It started with an old TV sound chip, and some curiosity. The TDA1701 that [Philip Bragg] found in a box of junk is a complete FM IF strip and audio power amplifier from the golden age of analogue PAL televisions, and while it was designed for the 5.5 MHz or 6 MHz FM subcarrier of European broadcast TV, he found it worked rather well at the more usual 10.7 MHz of a radio receiver. There followed a long thread detailing the genesis bit-by-bit of a decent quality VHF radio receiver, built dead-bug-style on a piece of PCB material.

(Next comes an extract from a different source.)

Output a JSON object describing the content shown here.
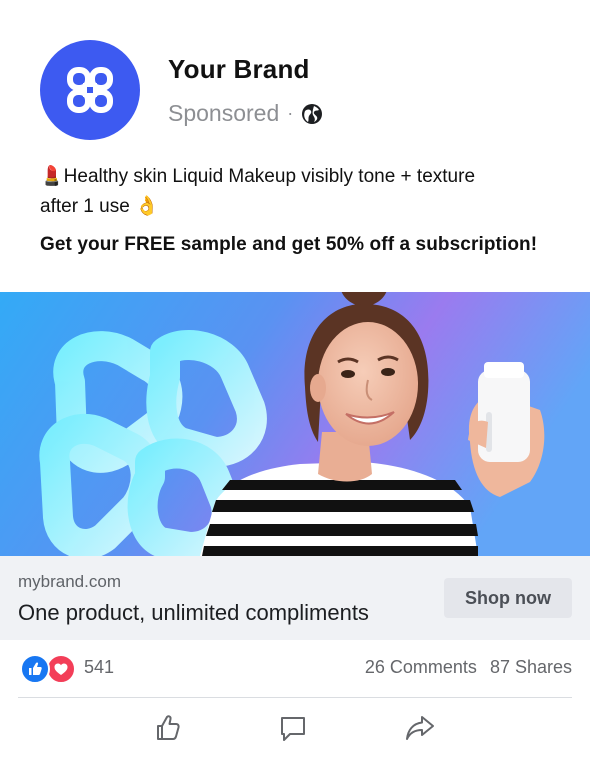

The TDA1701 was soon joined by a couple of stages of IF amplification with a ceramic filter, and then by several iterations of a JFET mixer. A varicap tuned MOSFET RF amplifier followed, and then a local oscillator. Finally it became a fully-functional FM radio, with probably far better performance than most commercial radios. He admits tuning is a little impractical though, with what appears to be a cermet preset potentiometer covering the entire band.

We suspect this project isn’t finished, and we hope he posts the schematic. But it doesn’t really matter if he doesn’t, because the value here isn’t in the design. Instead it lies in the joy of creating an ad-hoc radio just for the fun of it, and that’s something we completely understand.

We’ve covered a lot of radios in our time, and while it might be the first to feature a TV sound chip, it’s not the first built on bare PCB.